Citation: Yan J, Wu X, Yu J, Zhu Y and Cang S (2020) Prognostic Role of Tumor Mutation Burden Combined With Immune Infiltrates in Skin Cutaneous Melanoma Based on Multi-Omics Analysis. Front. Oncol. 10:570654. doi: 10.3389/fonc.2020.570654

Received: 08 June 2020; Accepted: 12 October 2020;
Published: 10 November 2020.

Edited by:

Eugene Kandel, University at Buffalo, United States

Reviewed by:

Chandra K. Singh, University of Wisconsin–Madison, United States
Xunwei Wu, Shandong University, China

Copyright © 2020 Yan, Wu, Yu, Zhu and Cang. This is an open-access article distributed under the terms of the Creative Commons Attribution License (CC BY). The use, distribution or reproduction in other forums is permitted, provided the original author(s) and the copyright owner(s) are credited and that the original publication in this journal is cited, in accordance with accepted academic practice.

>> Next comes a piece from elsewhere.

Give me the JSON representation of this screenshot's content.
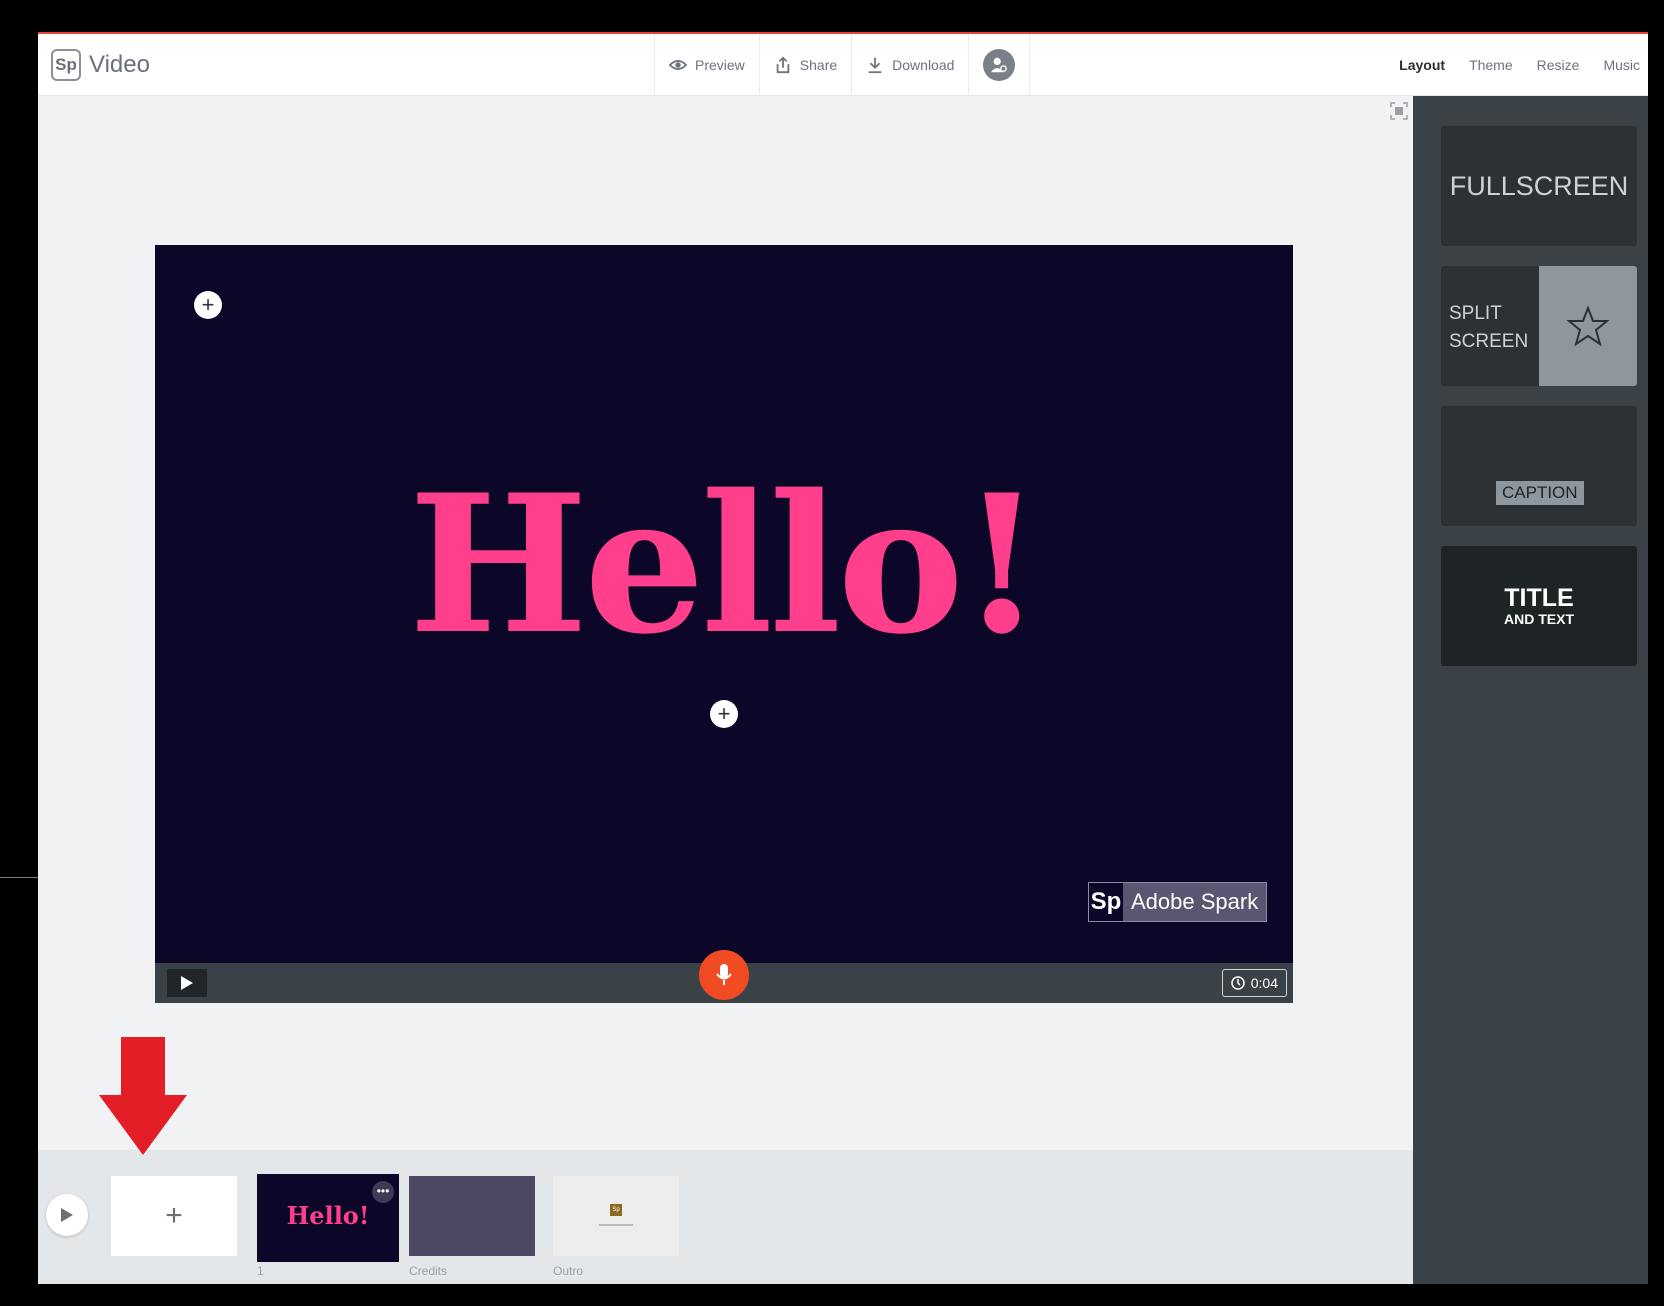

No use, distribution or reproduction is permitted which does not comply with these terms.

*Correspondence: Shundong Cang, cangshundong@163.com